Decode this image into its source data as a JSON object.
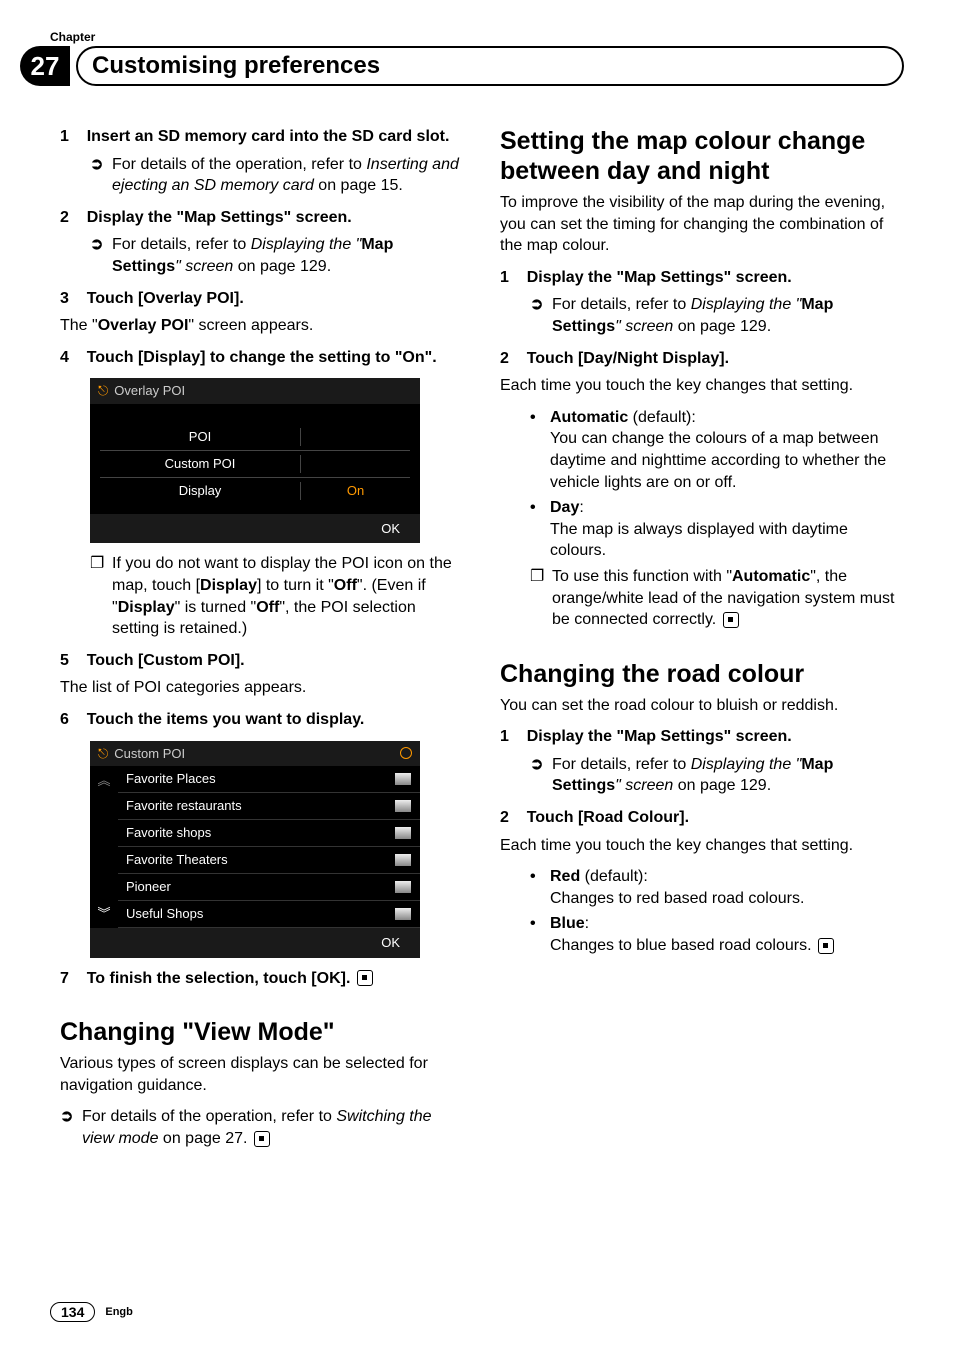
{
  "chapter_label": "Chapter",
  "chapter_number": "27",
  "chapter_title": "Customising preferences",
  "left": {
    "step1_num": "1",
    "step1_title": "Insert an SD memory card into the SD card slot.",
    "step1_note": "For details of the operation, refer to ",
    "step1_note_ital": "Inserting and ejecting an SD memory card",
    "step1_note_tail": " on page 15.",
    "step2_num": "2",
    "step2_title": "Display the \"Map Settings\" screen.",
    "step2_note_a": "For details, refer to ",
    "step2_note_ital": "Displaying the \"",
    "step2_note_bold": "Map Settings",
    "step2_note_ital2": "\" screen",
    "step2_note_tail": " on page 129.",
    "step3_num": "3",
    "step3_title": "Touch [Overlay POI].",
    "step3_body_a": "The \"",
    "step3_body_b": "Overlay POI",
    "step3_body_c": "\" screen appears.",
    "step4_num": "4",
    "step4_title": "Touch [Display] to change the setting to \"On\".",
    "ss1_title": "Overlay POI",
    "ss1_row1": "POI",
    "ss1_row2": "Custom POI",
    "ss1_row3": "Display",
    "ss1_row3_val": "On",
    "ss1_ok": "OK",
    "step4_sq_a": "If you do not want to display the POI icon on the map, touch [",
    "step4_sq_b": "Display",
    "step4_sq_c": "] to turn it \"",
    "step4_sq_d": "Off",
    "step4_sq_e": "\". (Even if \"",
    "step4_sq_f": "Display",
    "step4_sq_g": "\" is turned \"",
    "step4_sq_h": "Off",
    "step4_sq_i": "\", the POI selection setting is retained.)",
    "step5_num": "5",
    "step5_title": "Touch [Custom POI].",
    "step5_body": "The list of POI categories appears.",
    "step6_num": "6",
    "step6_title": "Touch the items you want to display.",
    "ss2_title": "Custom POI",
    "ss2_rows": [
      "Favorite Places",
      "Favorite restaurants",
      "Favorite shops",
      "Favorite Theaters",
      "Pioneer",
      "Useful Shops"
    ],
    "ss2_ok": "OK",
    "step7_num": "7",
    "step7_title": "To finish the selection, touch [OK].",
    "h2_viewmode": "Changing \"View Mode\"",
    "viewmode_p": "Various types of screen displays can be selected for navigation guidance.",
    "viewmode_note": "For details of the operation, refer to ",
    "viewmode_note_ital": "Switching the view mode",
    "viewmode_note_tail": " on page 27."
  },
  "right": {
    "h2_daynight": "Setting the map colour change between day and night",
    "daynight_p": "To improve the visibility of the map during the evening, you can set the timing for changing the combination of the map colour.",
    "dn_step1_num": "1",
    "dn_step1_title": "Display the \"Map Settings\" screen.",
    "dn_step1_note_a": "For details, refer to ",
    "dn_step1_note_ital": "Displaying the \"",
    "dn_step1_note_bold": "Map Settings",
    "dn_step1_note_ital2": "\" screen",
    "dn_step1_note_tail": " on page 129.",
    "dn_step2_num": "2",
    "dn_step2_title": "Touch [Day/Night Display].",
    "dn_step2_body": "Each time you touch the key changes that setting.",
    "dn_b1_label": "Automatic",
    "dn_b1_paren": " (default):",
    "dn_b1_body": "You can change the colours of a map between daytime and nighttime according to whether the vehicle lights are on or off.",
    "dn_b2_label": "Day",
    "dn_b2_colon": ":",
    "dn_b2_body": "The map is always displayed with daytime colours.",
    "dn_sq_a": "To use this function with \"",
    "dn_sq_b": "Automatic",
    "dn_sq_c": "\", the orange/white lead of the navigation system must be connected correctly.",
    "h2_road": "Changing the road colour",
    "road_p": "You can set the road colour to bluish or reddish.",
    "rc_step1_num": "1",
    "rc_step1_title": "Display the \"Map Settings\" screen.",
    "rc_step1_note_a": "For details, refer to ",
    "rc_step1_note_ital": "Displaying the \"",
    "rc_step1_note_bold": "Map Settings",
    "rc_step1_note_ital2": "\" screen",
    "rc_step1_note_tail": " on page 129.",
    "rc_step2_num": "2",
    "rc_step2_title": "Touch [Road Colour].",
    "rc_step2_body": "Each time you touch the key changes that setting.",
    "rc_b1_label": "Red",
    "rc_b1_paren": " (default):",
    "rc_b1_body": "Changes to red based road colours.",
    "rc_b2_label": "Blue",
    "rc_b2_colon": ":",
    "rc_b2_body": "Changes to blue based road colours."
  },
  "footer": {
    "page": "134",
    "lang": "Engb"
  }
}
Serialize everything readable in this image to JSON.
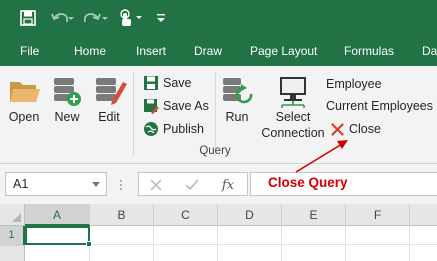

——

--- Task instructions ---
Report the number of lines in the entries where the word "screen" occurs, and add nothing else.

--- Solution for this exercise ---
8